→ **Activity**
Read through the entries below and copy each line where "controls" turns up.

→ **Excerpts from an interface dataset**
**********

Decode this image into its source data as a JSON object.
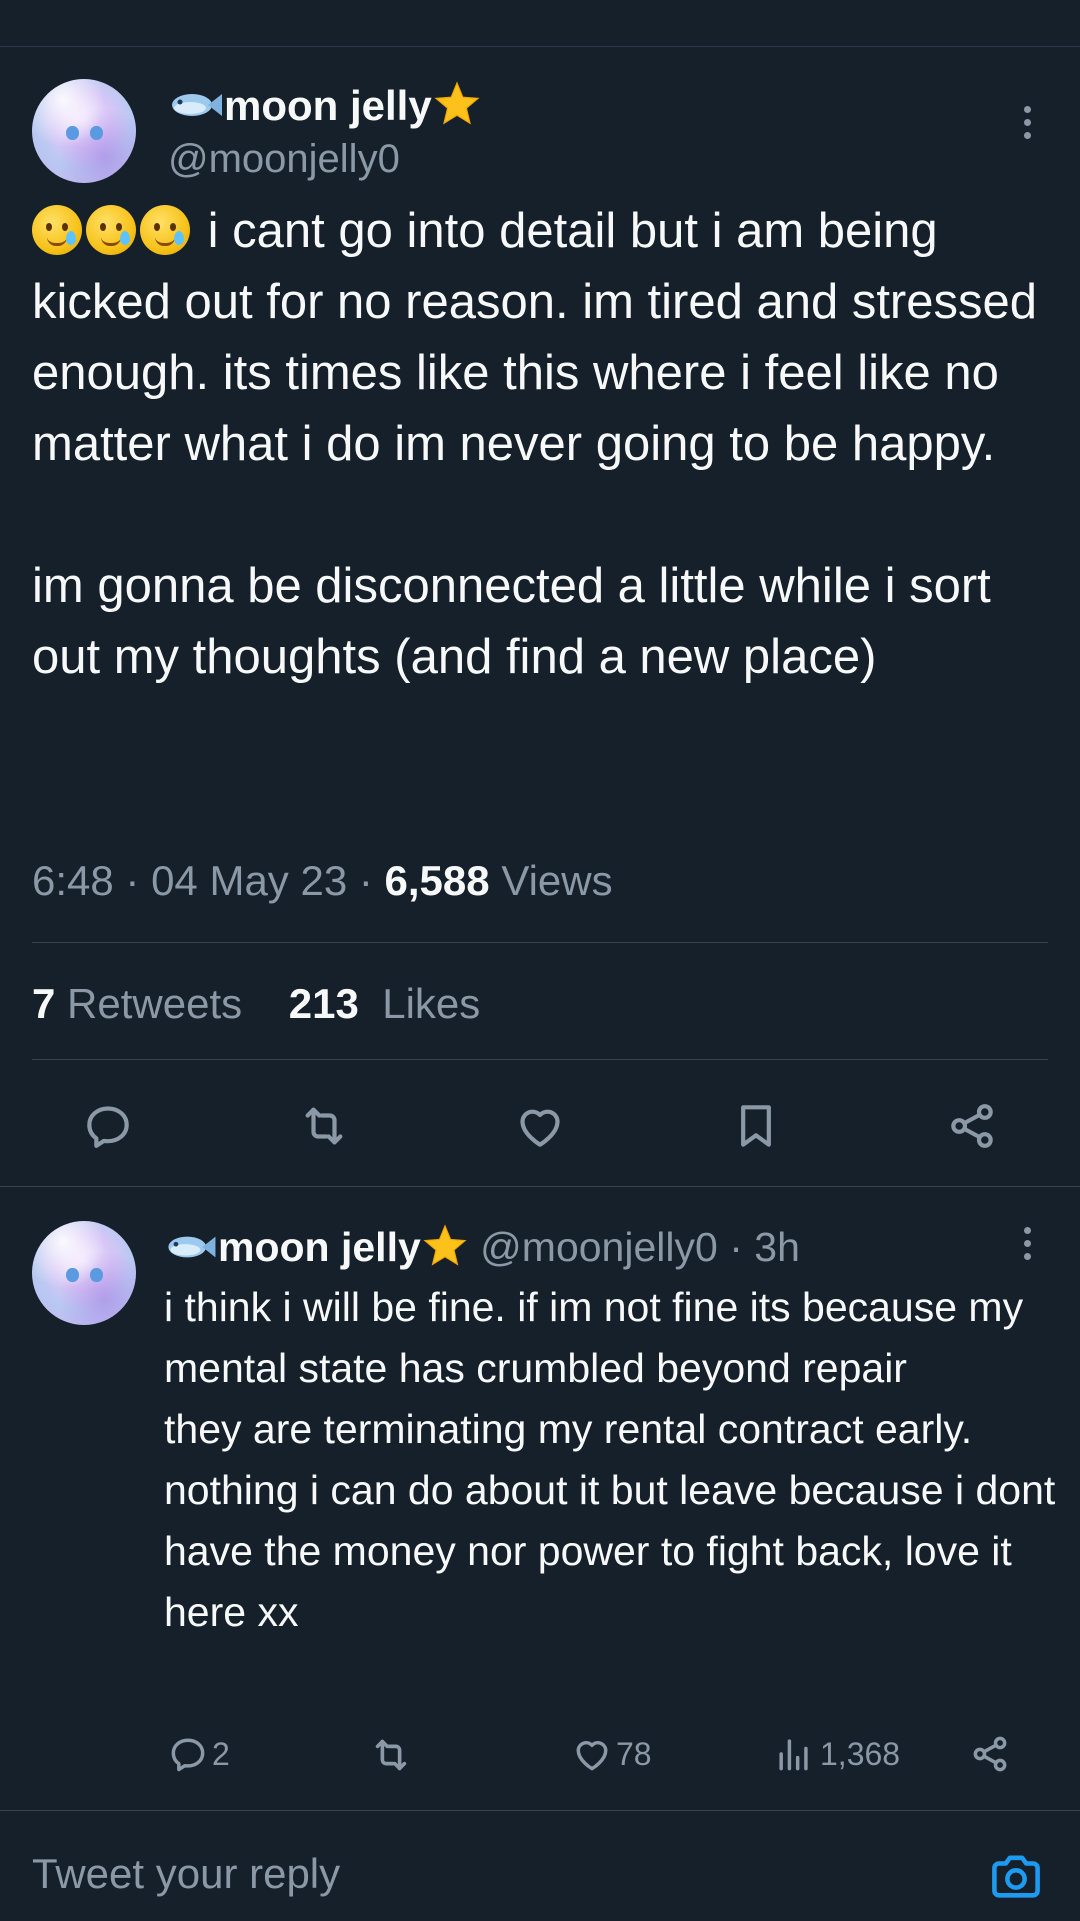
{
  "main_tweet": {
    "display_name": "moon jelly",
    "name_prefix_icon": "fish-emoji-icon",
    "name_suffix_icon": "star-emoji-icon",
    "handle": "@moonjelly0",
    "leading_emoji_icon": "face-holding-back-tears-emoji-icon",
    "paragraph1": "i cant go into detail but i am being kicked out for no reason. im tired and stressed enough. its times like this where i feel like no matter what i do im never going to be happy.",
    "paragraph2": "im gonna be disconnected a little while i sort out my thoughts (and find a new place)",
    "time": "6:48",
    "date": "04 May 23",
    "views_count": "6,588",
    "views_label": "Views",
    "retweets_count": "7",
    "retweets_label": "Retweets",
    "likes_count": "213",
    "likes_label": "Likes"
  },
  "action_bar": {
    "icons": [
      "reply-icon",
      "retweet-icon",
      "like-icon",
      "bookmark-icon",
      "share-icon"
    ]
  },
  "reply": {
    "display_name": "moon jelly",
    "handle": "@moonjelly0",
    "separator": "·",
    "age": "3h",
    "paragraph1": "i think i will be fine. if im not fine its because my mental state has crumbled beyond repair",
    "paragraph2": "they are terminating my rental contract early. nothing i can do about it but leave because i dont have the money nor power to fight back, love it here xx",
    "reply_count": "2",
    "like_count": "78",
    "view_count": "1,368"
  },
  "composer": {
    "placeholder": "Tweet your reply",
    "camera_icon": "camera-icon"
  },
  "colors": {
    "background": "#15202b",
    "text": "#f7f9f9",
    "secondary": "#8b98a5",
    "divider": "#38444d",
    "accent": "#1d9bf0"
  }
}
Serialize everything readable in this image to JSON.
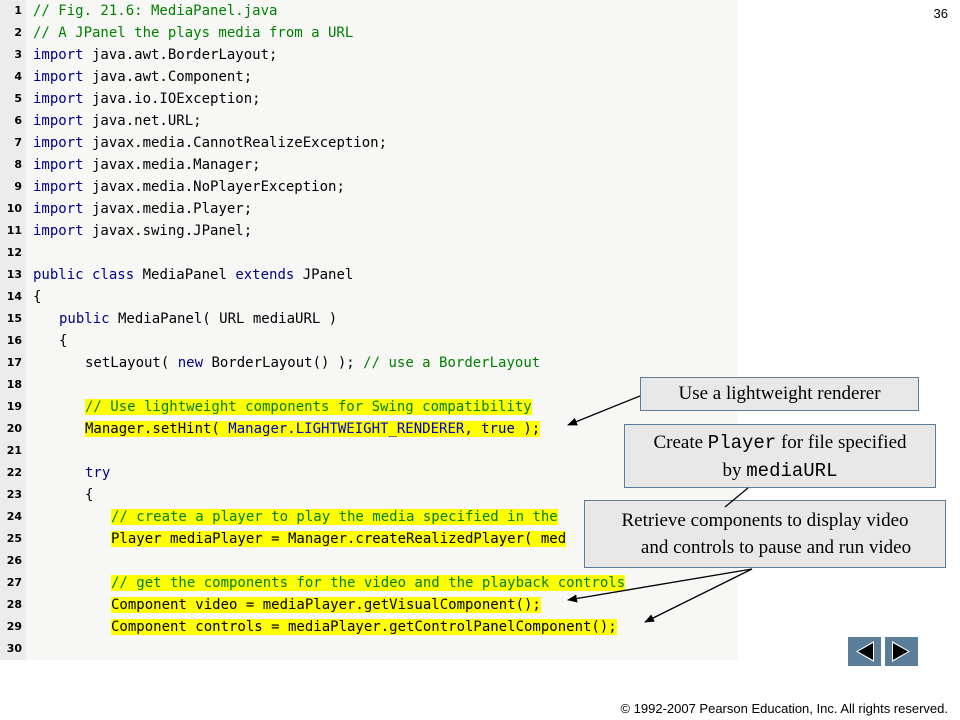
{
  "slide_number": "36",
  "copyright": "© 1992-2007 Pearson Education, Inc.  All rights reserved.",
  "code_lines": [
    {
      "n": "1",
      "indent": 0,
      "hl": false,
      "tokens": [
        {
          "t": "// Fig. 21.6: MediaPanel.java",
          "c": "c"
        }
      ]
    },
    {
      "n": "2",
      "indent": 0,
      "hl": false,
      "tokens": [
        {
          "t": "// A JPanel the plays media from a URL",
          "c": "c"
        }
      ]
    },
    {
      "n": "3",
      "indent": 0,
      "hl": false,
      "tokens": [
        {
          "t": "import",
          "c": "k"
        },
        {
          "t": " java.awt.BorderLayout;",
          "c": ""
        }
      ]
    },
    {
      "n": "4",
      "indent": 0,
      "hl": false,
      "tokens": [
        {
          "t": "import",
          "c": "k"
        },
        {
          "t": " java.awt.Component;",
          "c": ""
        }
      ]
    },
    {
      "n": "5",
      "indent": 0,
      "hl": false,
      "tokens": [
        {
          "t": "import",
          "c": "k"
        },
        {
          "t": " java.io.IOException;",
          "c": ""
        }
      ]
    },
    {
      "n": "6",
      "indent": 0,
      "hl": false,
      "tokens": [
        {
          "t": "import",
          "c": "k"
        },
        {
          "t": " java.net.URL;",
          "c": ""
        }
      ]
    },
    {
      "n": "7",
      "indent": 0,
      "hl": false,
      "tokens": [
        {
          "t": "import",
          "c": "k"
        },
        {
          "t": " javax.media.CannotRealizeException;",
          "c": ""
        }
      ]
    },
    {
      "n": "8",
      "indent": 0,
      "hl": false,
      "tokens": [
        {
          "t": "import",
          "c": "k"
        },
        {
          "t": " javax.media.Manager;",
          "c": ""
        }
      ]
    },
    {
      "n": "9",
      "indent": 0,
      "hl": false,
      "tokens": [
        {
          "t": "import",
          "c": "k"
        },
        {
          "t": " javax.media.NoPlayerException;",
          "c": ""
        }
      ]
    },
    {
      "n": "10",
      "indent": 0,
      "hl": false,
      "tokens": [
        {
          "t": "import",
          "c": "k"
        },
        {
          "t": " javax.media.Player;",
          "c": ""
        }
      ]
    },
    {
      "n": "11",
      "indent": 0,
      "hl": false,
      "tokens": [
        {
          "t": "import",
          "c": "k"
        },
        {
          "t": " javax.swing.JPanel;",
          "c": ""
        }
      ]
    },
    {
      "n": "12",
      "indent": 0,
      "hl": false,
      "tokens": []
    },
    {
      "n": "13",
      "indent": 0,
      "hl": false,
      "tokens": [
        {
          "t": "public class",
          "c": "k"
        },
        {
          "t": " MediaPanel ",
          "c": ""
        },
        {
          "t": "extends",
          "c": "k"
        },
        {
          "t": " JPanel",
          "c": ""
        }
      ]
    },
    {
      "n": "14",
      "indent": 0,
      "hl": false,
      "tokens": [
        {
          "t": "{",
          "c": ""
        }
      ]
    },
    {
      "n": "15",
      "indent": 1,
      "hl": false,
      "tokens": [
        {
          "t": "public",
          "c": "k"
        },
        {
          "t": " MediaPanel( URL mediaURL )",
          "c": ""
        }
      ]
    },
    {
      "n": "16",
      "indent": 1,
      "hl": false,
      "tokens": [
        {
          "t": "{",
          "c": ""
        }
      ]
    },
    {
      "n": "17",
      "indent": 2,
      "hl": false,
      "tokens": [
        {
          "t": "setLayout( ",
          "c": ""
        },
        {
          "t": "new",
          "c": "k"
        },
        {
          "t": " BorderLayout() ); ",
          "c": ""
        },
        {
          "t": "// use a BorderLayout",
          "c": "c"
        }
      ]
    },
    {
      "n": "18",
      "indent": 0,
      "hl": false,
      "tokens": []
    },
    {
      "n": "19",
      "indent": 2,
      "hl": true,
      "tokens": [
        {
          "t": "// Use lightweight components for Swing compatibility",
          "c": "c"
        }
      ]
    },
    {
      "n": "20",
      "indent": 2,
      "hl": true,
      "tokens": [
        {
          "t": "Manager.setHint( ",
          "c": ""
        },
        {
          "t": "Manager.LIGHTWEIGHT_RENDERER",
          "c": "s"
        },
        {
          "t": ", ",
          "c": ""
        },
        {
          "t": "true",
          "c": "k"
        },
        {
          "t": " );",
          "c": ""
        }
      ]
    },
    {
      "n": "21",
      "indent": 0,
      "hl": false,
      "tokens": []
    },
    {
      "n": "22",
      "indent": 2,
      "hl": false,
      "tokens": [
        {
          "t": "try",
          "c": "k"
        }
      ]
    },
    {
      "n": "23",
      "indent": 2,
      "hl": false,
      "tokens": [
        {
          "t": "{",
          "c": ""
        }
      ]
    },
    {
      "n": "24",
      "indent": 3,
      "hl": true,
      "tokens": [
        {
          "t": "// create a player to play the media specified in the",
          "c": "c"
        }
      ]
    },
    {
      "n": "25",
      "indent": 3,
      "hl": true,
      "tokens": [
        {
          "t": "Player mediaPlayer = Manager.createRealizedPlayer( med",
          "c": ""
        }
      ]
    },
    {
      "n": "26",
      "indent": 0,
      "hl": false,
      "tokens": []
    },
    {
      "n": "27",
      "indent": 3,
      "hl": true,
      "tokens": [
        {
          "t": "// get the components for the video and the playback controls",
          "c": "c"
        }
      ]
    },
    {
      "n": "28",
      "indent": 3,
      "hl": true,
      "tokens": [
        {
          "t": "Component video = mediaPlayer.getVisualComponent();",
          "c": ""
        }
      ]
    },
    {
      "n": "29",
      "indent": 3,
      "hl": true,
      "tokens": [
        {
          "t": "Component controls = mediaPlayer.getControlPanelComponent();",
          "c": ""
        }
      ]
    },
    {
      "n": "30",
      "indent": 0,
      "hl": false,
      "tokens": []
    }
  ],
  "callouts": {
    "lightweight": {
      "text": "Use a lightweight renderer"
    },
    "create_player": {
      "pre": "Create ",
      "mono1": "Player",
      "mid": " for file specified",
      "line2_pre": "by ",
      "mono2": "mediaURL"
    },
    "retrieve": {
      "line1": "Retrieve components to display video",
      "line2": "and controls to pause and run video"
    }
  },
  "nav": {
    "prev_icon": "triangle-left-icon",
    "next_icon": "triangle-right-icon",
    "button_color": "#5a7d9a"
  },
  "colors": {
    "highlight": "#ffff00",
    "comment": "#008000",
    "keyword": "#00008b",
    "constant": "#0000cc"
  }
}
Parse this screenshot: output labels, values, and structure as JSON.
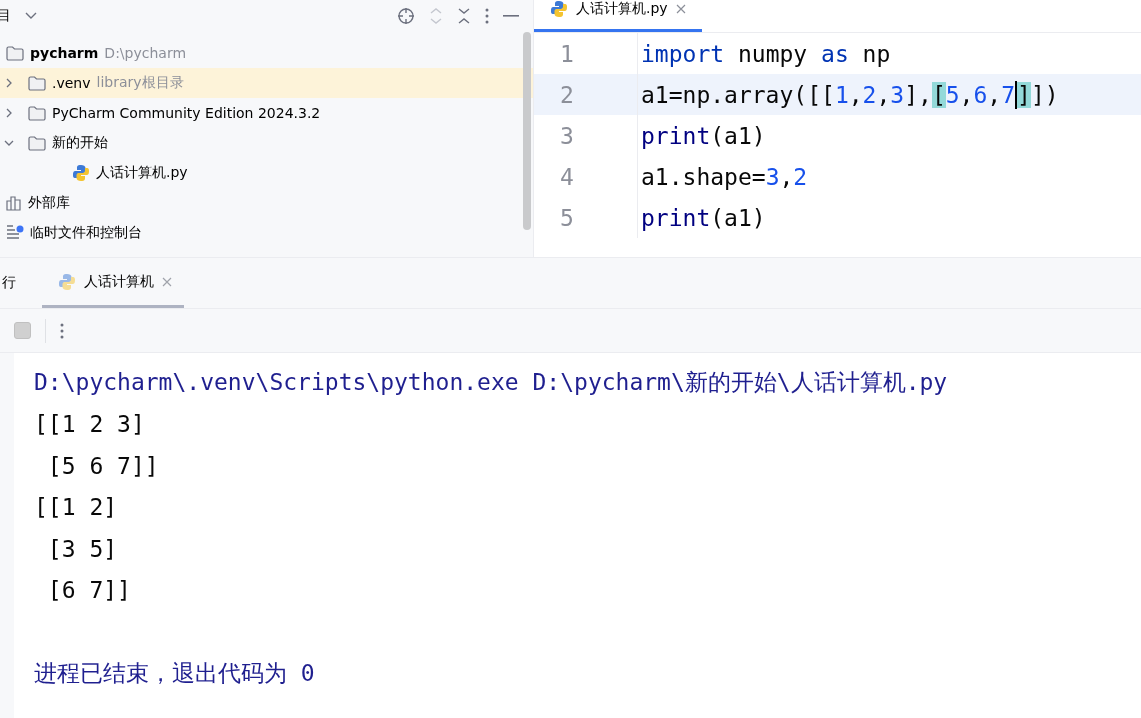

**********

→ **Response**
          "t": "// get the components for the video and the playback controls",
          "t": "Component controls = mediaPlayer.getControlPanelComponent();",
      "line2": "and controls to pause and run video"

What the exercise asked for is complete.